The Portuguese system involved many African slaves supervised by a few European landowners and managers. Slavery was not invented by the Portuguese; it has existed since ancient times. People became slaves due to debt, or to crimes, or to being prisoners of war; often slaves had rights protected by law. Some had respected duties such as managing the property of the rich or teaching their children; in some cases, certain slaves owned slaves of their own. The new system, prompted by an appetite for sugar, created the plantations and haciendas of the New World. In addition to sugar, American plantations also began raising tobacco, cotton, coffee, and rubber. When the local population was found insufficient for working the plantations (largely because of their lack of immunity to smallpox and measles), Europeans began transporting more Africans into the western hemisphere. In fact, between 1500 and 1800, more Africans than Europeans crossed the Atlantic Ocean to live in the Americas.

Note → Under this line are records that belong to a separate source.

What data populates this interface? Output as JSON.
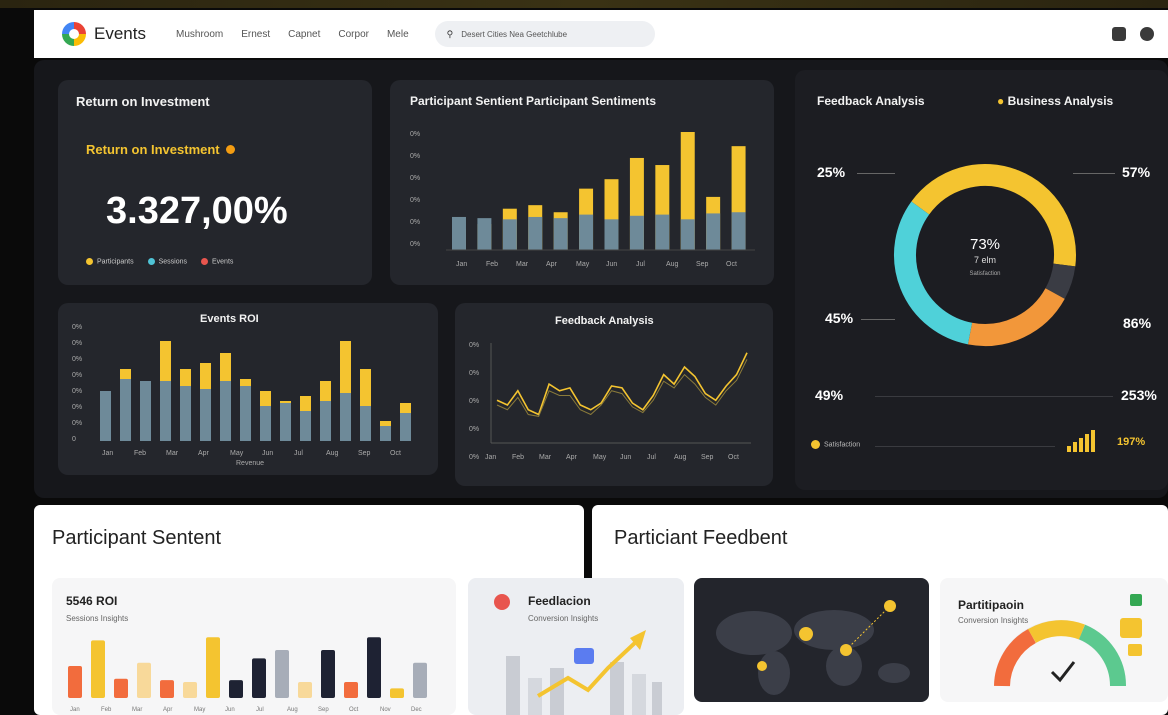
{
  "nav": {
    "brand": "Events",
    "links": [
      "Mushroom",
      "Ernest",
      "Capnet",
      "Corpor",
      "Mele"
    ],
    "search": "Desert Cities Nea Geetchlube"
  },
  "roi_card": {
    "title": "Return on Investment",
    "subtitle": "Return on Investment",
    "value": "3.327,00%",
    "legend": [
      "Participants",
      "Sessions",
      "Events"
    ]
  },
  "sentiment_card": {
    "title": "Participant Sentient Participant Sentiments",
    "y_ticks": [
      "0%",
      "0%",
      "0%",
      "0%",
      "0%",
      "0%"
    ],
    "x_ticks": [
      "Jan",
      "Feb",
      "Mar",
      "Apr",
      "May",
      "Jun",
      "Jul",
      "Aug",
      "Sep",
      "Oct"
    ]
  },
  "events_roi_card": {
    "title": "Events ROI",
    "y_ticks": [
      "0%",
      "0%",
      "0%",
      "0%",
      "0%",
      "0%",
      "0%",
      "0"
    ],
    "x_ticks": [
      "Jan",
      "Feb",
      "Mar",
      "Apr",
      "May",
      "Jun",
      "Jul",
      "Aug",
      "Sep",
      "Oct"
    ],
    "x_note": "Revenue"
  },
  "feedback_line_card": {
    "title": "Feedback Analysis",
    "y_ticks": [
      "0%",
      "0%",
      "0%",
      "0%",
      "0%"
    ],
    "x_ticks": [
      "Jan",
      "Feb",
      "Mar",
      "Apr",
      "May",
      "Jun",
      "Jul",
      "Aug",
      "Sep",
      "Oct"
    ]
  },
  "donut_card": {
    "title": "Feedback Analysis",
    "tag": "Business Analysis",
    "labels": {
      "top_left": "25%",
      "top_right": "57%",
      "mid_left": "45%",
      "mid_right": "86%",
      "bottom_left": "49%",
      "bottom_right": "253%"
    },
    "center_value": "73%",
    "center_sub": "7 elm",
    "center_note": "Satisfaction",
    "legend": "Satisfaction",
    "footer_value": "197%"
  },
  "lower": {
    "left_title": "Participant Sentent",
    "right_title": "Particiant Feedbent",
    "roi_card": {
      "title": "5546 ROI",
      "sub": "Sessions Insights",
      "x_ticks": [
        "Jan",
        "Feb",
        "Mar",
        "Apr",
        "May",
        "Jun",
        "Jul",
        "Aug",
        "Sep",
        "Oct",
        "Nov",
        "Dec"
      ]
    },
    "feedback_card": {
      "title": "Feedlacion",
      "sub": "Conversion Insights"
    },
    "participation_card": {
      "title": "Partitipaoin",
      "sub": "Conversion Insights"
    }
  },
  "chart_data": [
    {
      "type": "bar",
      "title": "Participant Sentient Participant Sentiments",
      "series": [
        {
          "values": [
            0.18,
            0.22,
            0.35,
            0.38,
            0.32,
            0.52,
            0.6,
            0.78,
            0.72,
            1.0,
            0.45,
            0.88
          ]
        },
        {
          "values": [
            0.28,
            0.27,
            0.26,
            0.28,
            0.27,
            0.3,
            0.26,
            0.29,
            0.3,
            0.26,
            0.31,
            0.32
          ]
        }
      ]
    },
    {
      "type": "bar",
      "title": "Events ROI",
      "series": [
        {
          "values": [
            0.5,
            0.72,
            0.6,
            1.0,
            0.72,
            0.78,
            0.88,
            0.62,
            0.5,
            0.4,
            0.45,
            0.6,
            1.0,
            0.72,
            0.2,
            0.38
          ]
        },
        {
          "values": [
            0.5,
            0.62,
            0.6,
            0.6,
            0.55,
            0.52,
            0.6,
            0.55,
            0.35,
            0.38,
            0.3,
            0.4,
            0.48,
            0.35,
            0.15,
            0.28
          ]
        }
      ]
    },
    {
      "type": "line",
      "title": "Feedback Analysis",
      "series": [
        {
          "values": [
            0.45,
            0.4,
            0.55,
            0.35,
            0.3,
            0.62,
            0.55,
            0.58,
            0.4,
            0.35,
            0.42,
            0.6,
            0.58,
            0.42,
            0.35,
            0.5,
            0.72,
            0.62,
            0.8,
            0.7,
            0.52,
            0.45,
            0.6,
            0.72,
            0.95
          ]
        },
        {
          "values": [
            0.4,
            0.35,
            0.48,
            0.3,
            0.28,
            0.55,
            0.5,
            0.5,
            0.35,
            0.3,
            0.4,
            0.55,
            0.52,
            0.38,
            0.32,
            0.45,
            0.65,
            0.58,
            0.72,
            0.62,
            0.48,
            0.4,
            0.55,
            0.66,
            0.88
          ]
        }
      ]
    },
    {
      "type": "pie",
      "title": "Feedback Analysis",
      "slices": [
        {
          "value": 42
        },
        {
          "value": 6
        },
        {
          "value": 20
        },
        {
          "value": 32
        }
      ]
    }
  ]
}
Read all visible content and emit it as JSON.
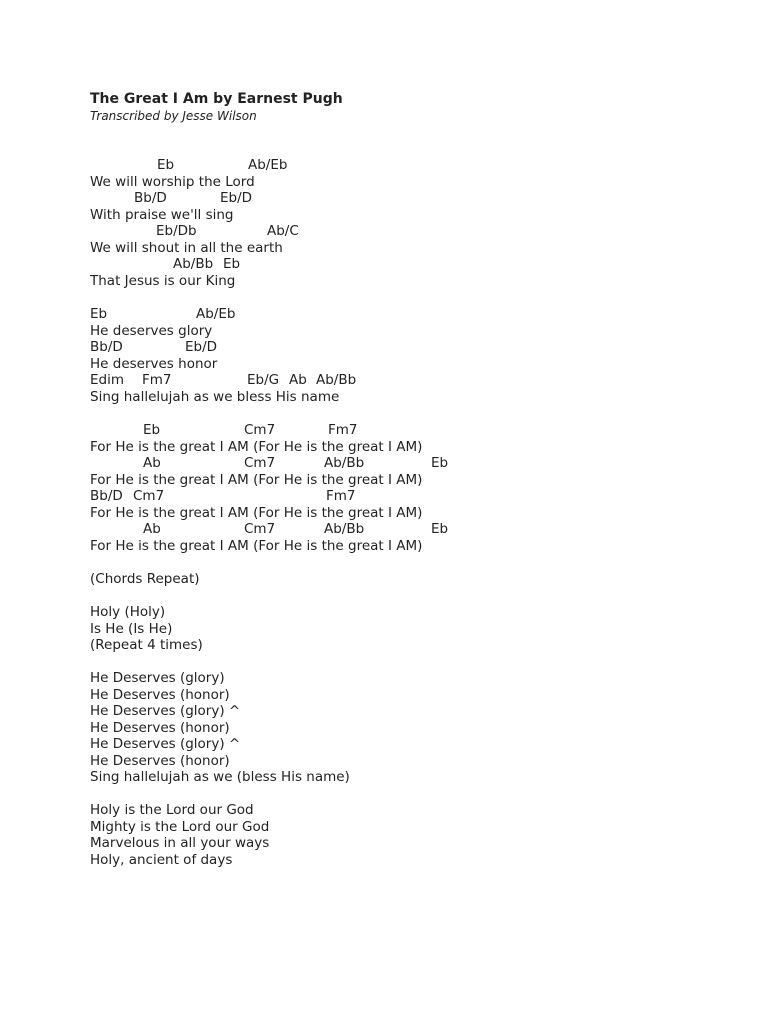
{
  "document": {
    "title": "The Great I Am by Earnest Pugh",
    "subtitle": "Transcribed by Jesse Wilson"
  },
  "verse": {
    "lines": [
      {
        "chords": [
          "Eb",
          "Ab/Eb"
        ],
        "lyric": "We will worship the Lord"
      },
      {
        "chords": [
          "Bb/D",
          "Eb/D"
        ],
        "lyric": "With praise we'll sing"
      },
      {
        "chords": [
          "Eb/Db",
          "Ab/C"
        ],
        "lyric": "We will shout in all the earth"
      },
      {
        "chords": [
          "Ab/Bb",
          "Eb"
        ],
        "lyric": "That Jesus is our King"
      }
    ]
  },
  "prechorus": {
    "lines": [
      {
        "chords": [
          "Eb",
          "Ab/Eb"
        ],
        "lyric": "He deserves glory"
      },
      {
        "chords": [
          "Bb/D",
          "Eb/D"
        ],
        "lyric": "He deserves honor"
      },
      {
        "chords": [
          "Edim",
          "Fm7",
          "Eb/G",
          "Ab",
          "Ab/Bb"
        ],
        "lyric": "Sing hallelujah as we bless His name"
      }
    ]
  },
  "chorus": {
    "lines": [
      {
        "chords": [
          "Eb",
          "Cm7",
          "Fm7"
        ],
        "lyric": "For He is the great I AM (For He is the great I AM)"
      },
      {
        "chords": [
          "Ab",
          "Cm7",
          "Ab/Bb",
          "Eb"
        ],
        "lyric": "For He is the great I AM (For He is the great I AM)"
      },
      {
        "chords": [
          "Bb/D",
          "Cm7",
          "Fm7"
        ],
        "lyric": "For He is the great I AM (For He is the great I AM)"
      },
      {
        "chords": [
          "Ab",
          "Cm7",
          "Ab/Bb",
          "Eb"
        ],
        "lyric": "For He is the great I AM (For He is the great I AM)"
      }
    ]
  },
  "note_chords_repeat": "(Chords Repeat)",
  "holy_section": [
    "Holy (Holy)",
    "Is He (Is He)",
    "(Repeat 4 times)"
  ],
  "deserves_section": [
    "He Deserves (glory)",
    "He Deserves (honor)",
    "He Deserves (glory) ^",
    "He Deserves (honor)",
    "He Deserves (glory) ^",
    "He Deserves (honor)",
    "Sing hallelujah as we (bless His name)"
  ],
  "bridge": [
    "Holy is the Lord our God",
    "Mighty is the Lord our God",
    "Marvelous in all your ways",
    "Holy, ancient of days"
  ]
}
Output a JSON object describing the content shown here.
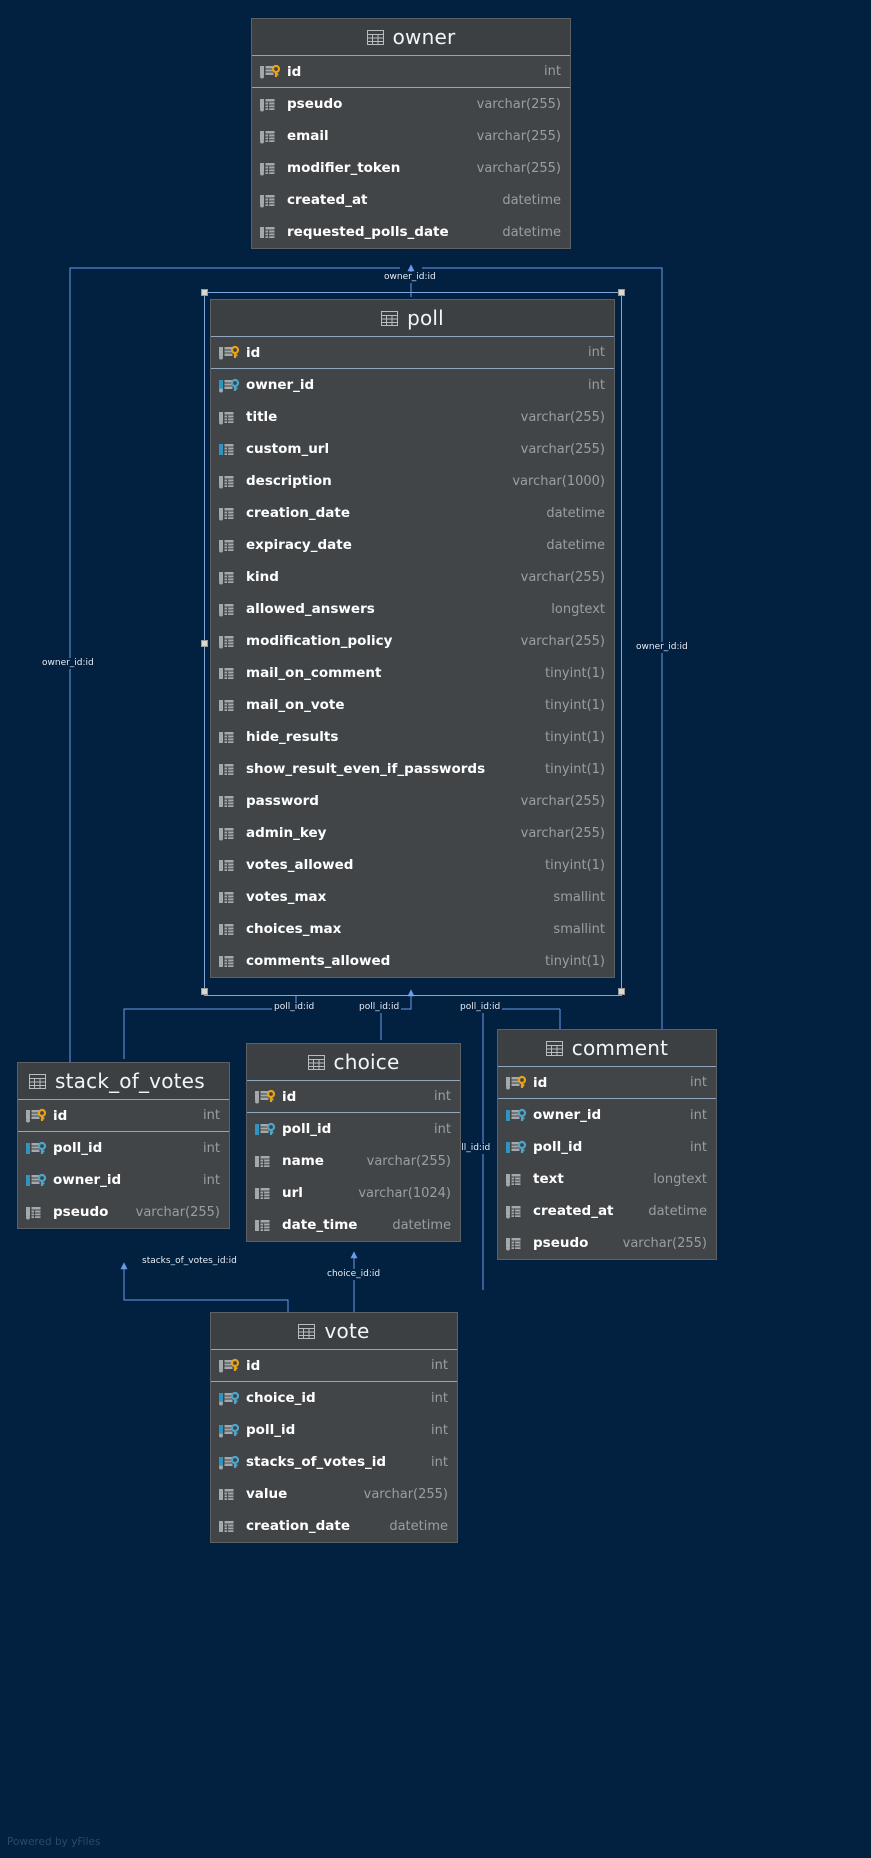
{
  "diagram": {
    "background_color": "#02203f",
    "node_fill": "#414548",
    "edge_color": "#6b9ae8",
    "watermark": "Powered by yFiles",
    "pk_key_color": "#e8a317",
    "fk_key_color": "#4ba6c9",
    "index_bar_color": "#2f94c0"
  },
  "tables": [
    {
      "name": "owner",
      "icon": "table-icon",
      "columns": [
        {
          "name": "id",
          "type": "int",
          "icon": "primary-key-icon"
        },
        {
          "name": "pseudo",
          "type": "varchar(255)",
          "icon": "column-icon"
        },
        {
          "name": "email",
          "type": "varchar(255)",
          "icon": "column-icon"
        },
        {
          "name": "modifier_token",
          "type": "varchar(255)",
          "icon": "column-icon"
        },
        {
          "name": "created_at",
          "type": "datetime",
          "icon": "column-icon"
        },
        {
          "name": "requested_polls_date",
          "type": "datetime",
          "icon": "column-indexed-icon"
        }
      ]
    },
    {
      "name": "poll",
      "icon": "table-icon",
      "columns": [
        {
          "name": "id",
          "type": "int",
          "icon": "primary-key-icon"
        },
        {
          "name": "owner_id",
          "type": "int",
          "icon": "foreign-key-icon"
        },
        {
          "name": "title",
          "type": "varchar(255)",
          "icon": "column-icon"
        },
        {
          "name": "custom_url",
          "type": "varchar(255)",
          "icon": "column-indexed-icon"
        },
        {
          "name": "description",
          "type": "varchar(1000)",
          "icon": "column-icon"
        },
        {
          "name": "creation_date",
          "type": "datetime",
          "icon": "column-icon"
        },
        {
          "name": "expiracy_date",
          "type": "datetime",
          "icon": "column-icon"
        },
        {
          "name": "kind",
          "type": "varchar(255)",
          "icon": "column-icon"
        },
        {
          "name": "allowed_answers",
          "type": "longtext",
          "icon": "column-icon"
        },
        {
          "name": "modification_policy",
          "type": "varchar(255)",
          "icon": "column-icon"
        },
        {
          "name": "mail_on_comment",
          "type": "tinyint(1)",
          "icon": "column-indexed-icon"
        },
        {
          "name": "mail_on_vote",
          "type": "tinyint(1)",
          "icon": "column-indexed-icon"
        },
        {
          "name": "hide_results",
          "type": "tinyint(1)",
          "icon": "column-indexed-icon"
        },
        {
          "name": "show_result_even_if_passwords",
          "type": "tinyint(1)",
          "icon": "column-indexed-icon"
        },
        {
          "name": "password",
          "type": "varchar(255)",
          "icon": "column-indexed-icon"
        },
        {
          "name": "admin_key",
          "type": "varchar(255)",
          "icon": "column-icon"
        },
        {
          "name": "votes_allowed",
          "type": "tinyint(1)",
          "icon": "column-indexed-icon"
        },
        {
          "name": "votes_max",
          "type": "smallint",
          "icon": "column-indexed-icon"
        },
        {
          "name": "choices_max",
          "type": "smallint",
          "icon": "column-indexed-icon"
        },
        {
          "name": "comments_allowed",
          "type": "tinyint(1)",
          "icon": "column-indexed-icon"
        }
      ]
    },
    {
      "name": "stack_of_votes",
      "icon": "table-icon",
      "columns": [
        {
          "name": "id",
          "type": "int",
          "icon": "primary-key-icon"
        },
        {
          "name": "poll_id",
          "type": "int",
          "icon": "foreign-key-icon"
        },
        {
          "name": "owner_id",
          "type": "int",
          "icon": "foreign-key-icon"
        },
        {
          "name": "pseudo",
          "type": "varchar(255)",
          "icon": "column-icon"
        }
      ]
    },
    {
      "name": "choice",
      "icon": "table-icon",
      "columns": [
        {
          "name": "id",
          "type": "int",
          "icon": "primary-key-icon"
        },
        {
          "name": "poll_id",
          "type": "int",
          "icon": "foreign-key-icon"
        },
        {
          "name": "name",
          "type": "varchar(255)",
          "icon": "column-indexed-icon"
        },
        {
          "name": "url",
          "type": "varchar(1024)",
          "icon": "column-indexed-icon"
        },
        {
          "name": "date_time",
          "type": "datetime",
          "icon": "column-indexed-icon"
        }
      ]
    },
    {
      "name": "comment",
      "icon": "table-icon",
      "columns": [
        {
          "name": "id",
          "type": "int",
          "icon": "primary-key-icon"
        },
        {
          "name": "owner_id",
          "type": "int",
          "icon": "foreign-key-icon"
        },
        {
          "name": "poll_id",
          "type": "int",
          "icon": "foreign-key-icon"
        },
        {
          "name": "text",
          "type": "longtext",
          "icon": "column-icon"
        },
        {
          "name": "created_at",
          "type": "datetime",
          "icon": "column-icon"
        },
        {
          "name": "pseudo",
          "type": "varchar(255)",
          "icon": "column-icon"
        }
      ]
    },
    {
      "name": "vote",
      "icon": "table-icon",
      "columns": [
        {
          "name": "id",
          "type": "int",
          "icon": "primary-key-icon"
        },
        {
          "name": "choice_id",
          "type": "int",
          "icon": "foreign-key-icon"
        },
        {
          "name": "poll_id",
          "type": "int",
          "icon": "foreign-key-icon"
        },
        {
          "name": "stacks_of_votes_id",
          "type": "int",
          "icon": "foreign-key-icon"
        },
        {
          "name": "value",
          "type": "varchar(255)",
          "icon": "column-icon"
        },
        {
          "name": "creation_date",
          "type": "datetime",
          "icon": "column-icon"
        }
      ]
    }
  ],
  "edges": [
    {
      "label": "owner_id:id",
      "from": "poll",
      "to": "owner"
    },
    {
      "label": "owner_id:id",
      "from": "stack_of_votes",
      "to": "owner"
    },
    {
      "label": "owner_id:id",
      "from": "comment",
      "to": "owner"
    },
    {
      "label": "poll_id:id",
      "from": "stack_of_votes",
      "to": "poll"
    },
    {
      "label": "poll_id:id",
      "from": "choice",
      "to": "poll"
    },
    {
      "label": "poll_id:id",
      "from": "vote",
      "to": "poll"
    },
    {
      "label": "poll_id:id",
      "from": "comment",
      "to": "poll"
    },
    {
      "label": "stacks_of_votes_id:id",
      "from": "vote",
      "to": "stack_of_votes"
    },
    {
      "label": "choice_id:id",
      "from": "vote",
      "to": "choice"
    }
  ]
}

Until recently, history books said that we will never know the number of Africans removed by the slave trade. Researchers finally realized, though, that the slave trade was a business, and that there must be business records stored somewhere. Once they knew what documents they needed, they knew where to find them, and now it is known that roughly thirteen million Africans were forced into slavery during those three centuries. Even more appalling is the fact that the loss of one quarter of those thirteen million lives in transit across the ocean was considered a legitimate cost of doing business.J.

The spice that changed history–part one

Since early times people have been gathering and using spices and herbs. They make food taste better (and sometimes they hide the taste of spoiling food), but spices can also preserve food, or be used as medicines, or as perfumes, or in potions and salves and ointments. Merchants liked to deal in spices because they are incredibly efficient as merchandise. They are easy to transport and possess a large density of value, whether measured by weight or by volume.

The spice trade—and one spice in particular—helped to shape the history of the world. The Persian Empire built and maintained roads for government messengers and for their army, but these roads were also used by merchants traveling across the Empire from India to Egypt or Greece and back again. India, China, and Rome all imitated the Persian system of roads; the result was an intricate system of travel ways (some involving rivers or coastlines) called the Silk Road. Italian glass was sold in China two thousand years ago, and Chinese silk was sold in Rome. Anything that could be bought and sold traveled along the Silk Road—precious metals, gems, artwork, fabric, fruits, vegetables, animals, and slaves. Spices were an important part of this vast economy which linked three continents and would eventually shape two more.

The most prized spice that traveled the Silk Road was made from a plant indigenous to the islands of Indonesia. Indian travelers brought this spice west, selling it in India and also in Arabia. Europeans first encountered this spice when they traveled to Asia for the Crusades, and it rapidly became popular in Europe. Italian investors tried to raise this spice on islands in the Mediterranean Sea, but the climate was too temperate for this plant. By the 1400s, as Portuguese explorers traveled along the coast of Africa, they found uninhabited islands of the coast that were ideal for this Indonesian spice. Soon the Portuguese had a booming business raising and selling this popular spice, enriching the nation and making further travel possible.

If you search through your spice rack, looking for this particular spice, you will not find it there. This popular spice is not pepper, or cinnamon, or nutmeg, or cloves. Nor is it ginger or mustard. The name of this spice, so desperately wanted in Europe centuries ago, is sugar.

Of course now sugar is treated as a staple, sold in five pound bags like flour rather than in tiny jars or cans. Yet sugar is indeed a spice and was treated as a spice by merchants and by governments that taxed products when they were bought and sold. Europeans were familiar with other sweeteners, such as honey, but cane sugar appealed to the European sweet tooth. This addiction to sugar changed the history of the planet, as I will describe in coming posts. J.